Still, when he talks of that moment that he asked his mother to help him out so many years ago, he is wistful and somewhat astounded. “You know, at age 20 I selfishly thought that was an appropriate request, and now that I look back on it, it is probably the most amazing thing I ever asked anybody to do,” Roger says. “We were from that generation where the parents lived to see their kids have a better life than they had. In some ways it caused me to have a warped sense of what that meant—a sort of sense of entitlement.”
Talk to anybody who knows him well and it is clear that Roger’s youthful sense of entitlement has given way to boundless energy, intense commitment to the approximately 30 artists he represents and an unwavering devotion to the task of bringing fine contemporary art to the masses. “Almost immediately I realized what I had done by asking my mother for help,” Roger says. “It was a time when galleries would just close in the middle of the night and disappear, owing artists sums of money. It was, and is, a very tough business, which I caught onto right away. But even though I knew I could probably get a waiter job and pay off my mother’s mortgage, I just couldn’t abandon ship—I had to make a go of it somehow.”
Then the breaks started to come. A shift in aesthetics emerged in New Orleans to include contemporary artwork in corporate buildings and hotels. The gallery installed several major corporate collections in the city including those at the Hotel Inter-Continental, the Pan-American Life Insurance Company and the Aquarium of the Americas. By 1984, the Arthur Roger Gallery was taking its place on the national landscape after being selected for participation in the Chicago International Art Exposition, where it has continued to exhibit each year.
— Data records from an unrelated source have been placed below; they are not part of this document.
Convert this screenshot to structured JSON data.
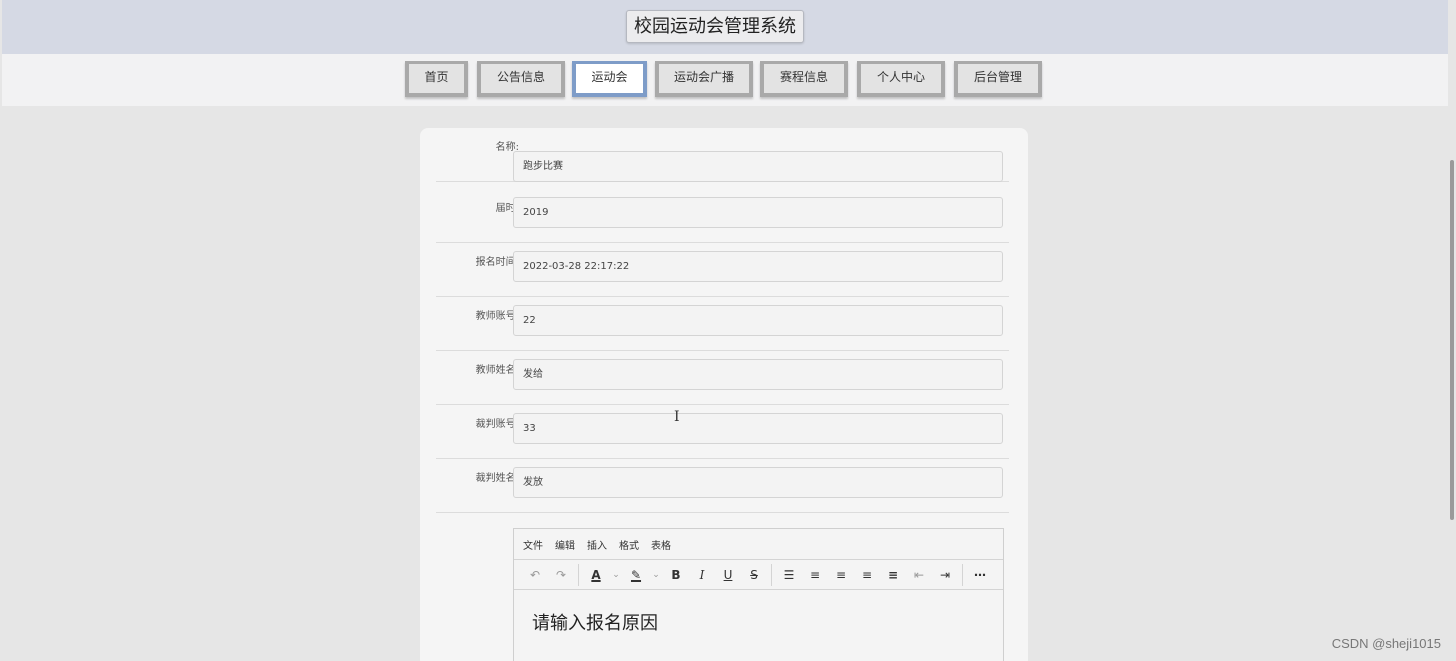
{
  "site": {
    "title": "校园运动会管理系统"
  },
  "nav": {
    "items": [
      {
        "label": "首页"
      },
      {
        "label": "公告信息"
      },
      {
        "label": "运动会"
      },
      {
        "label": "运动会广播"
      },
      {
        "label": "赛程信息"
      },
      {
        "label": "个人中心"
      },
      {
        "label": "后台管理"
      }
    ],
    "active": "运动会"
  },
  "form": {
    "fields": [
      {
        "label": "名称:",
        "value": "跑步比赛"
      },
      {
        "label": "届时:",
        "value": "2019"
      },
      {
        "label": "报名时间:",
        "value": "2022-03-28 22:17:22"
      },
      {
        "label": "教师账号:",
        "value": "22"
      },
      {
        "label": "教师姓名:",
        "value": "发给"
      },
      {
        "label": "裁判账号:",
        "value": "33"
      },
      {
        "label": "裁判姓名:",
        "value": "发放"
      }
    ]
  },
  "editor": {
    "menu": [
      "文件",
      "编辑",
      "插入",
      "格式",
      "表格"
    ],
    "placeholder": "请输入报名原因"
  },
  "watermark": "CSDN @sheji1015",
  "colors": {
    "header_bg": "#d5d9e4",
    "active_tab_border": "#7e9cc8"
  }
}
The gallery has also been included in major art fairs throughout the country. In 1984, the gallery played a central role in arranging the large Louisiana Arts exhibition at the World’s Fair in New Orleans, while the next year it presented a successful month-long group show in New York at the Exhibition Space at 112 Greene St. in SoHo. It seems safe to say the mortgage was paid.
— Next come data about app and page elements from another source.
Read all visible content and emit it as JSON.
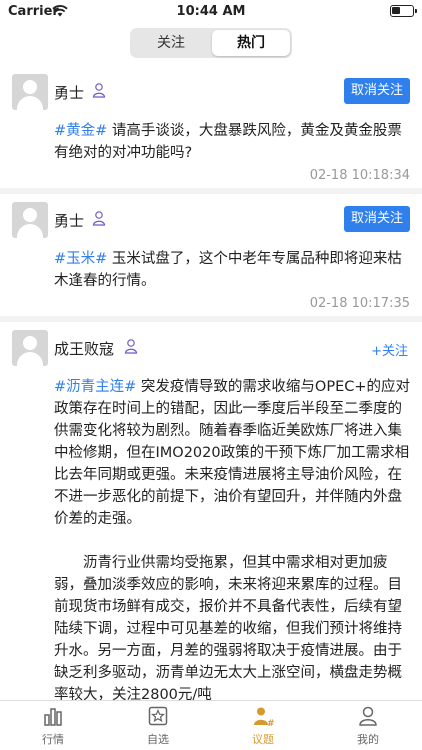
{
  "status": {
    "carrier": "Carrier",
    "time": "10:44 AM"
  },
  "segment": {
    "left": "关注",
    "right": "热门"
  },
  "posts": [
    {
      "user": "勇士",
      "action": "取消关注",
      "tag": "#黄金#",
      "text": " 请高手谈谈，大盘暴跌风险，黄金及黄金股票有绝对的对冲功能吗?",
      "time": "02-18 10:18:34"
    },
    {
      "user": "勇士",
      "action": "取消关注",
      "tag": "#玉米#",
      "text": " 玉米试盘了，这个中老年专属品种即将迎来枯木逢春的行情。",
      "time": "02-18 10:17:35"
    },
    {
      "user": "成王败寇",
      "action": "+关注",
      "tag": "#沥青主连#",
      "text": " 突发疫情导致的需求收缩与OPEC+的应对政策存在时间上的错配，因此一季度后半段至二季度的供需变化将较为剧烈。随着春季临近美欧炼厂将进入集中检修期，但在IMO2020政策的干预下炼厂加工需求相比去年同期或更强。未来疫情进展将主导油价风险，在不进一步恶化的前提下，油价有望回升，并伴随内外盘价差的走强。",
      "text2": "沥青行业供需均受拖累，但其中需求相对更加疲弱，叠加淡季效应的影响，未来将迎来累库的过程。目前现货市场鲜有成交，报价并不具备代表性，后续有望陆续下调，过程中可见基差的收缩，但我们预计将维持升水。另一方面，月差的强弱将取决于疫情进展。由于缺乏利多驱动，沥青单边无太大上涨空间，横盘走势概率较大，关注2800元/吨"
    }
  ],
  "tabbar": [
    {
      "label": "行情",
      "icon": "chart-bars-icon"
    },
    {
      "label": "自选",
      "icon": "star-square-icon"
    },
    {
      "label": "议题",
      "icon": "user-hash-icon",
      "active": true
    },
    {
      "label": "我的",
      "icon": "profile-icon"
    }
  ],
  "colors": {
    "accent": "#2f80ed",
    "tab_active": "#d79a2e"
  }
}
By 1988, the little gallery that could on Magazine gave way to Roger’s 5,100-square-foot space on Julia Street. A second location—the Arthur Roger Gallery Project —opened in 2003 in the Renaissance Arts Hotel on Tchoupitoulas Street. Widely-recognized artists such as John Waters, Dale Chihuly and Blake Boyd have been featured this year in the galleries. This month in the Julia Street gallery are Jacqueline Bishop’s alternately striking and disturbing interpretations of man and nature. At the Tchoupitoulas location look for Francis X. Pavy’s vibrant, colorful expressions of Louisiana Cajun country. It is no accident that both artists have strong ties to Louisiana.
“I’m interested in demystifying art, making it accessible to as many people as possible,” Roger says. “There is a wealth of talent and vision among artists who have lived and worked here, but only recently has there been a support system for them to stay here, only in the last 20 years or so.”
The support system about which Roger speaks carries itself into his own home, where a grand, imposing Dale Chihuly chandelier has taken its place high above the stairwell in his three-story house. So why does a man who is surrounded all day in his gallery by some of the best contemporary art in the country choose to similarly grace his home with their works? “I really do have an understanding and a connection to artists and what it takes for them to create their work,” Roger says. “That’s my bond with my artists. I feel privileged and blessed by it, and I don’t take credit that I had this incredible vision of what was going to come from it. I just feel fortunate.”
Creating his home has been a labor of love for eight years, a personal evolution of the complementary spirit of art and architecture, Roger says. “I hope I’m in this house for the rest of my life. I love it and I feel a very deep connection to it.” •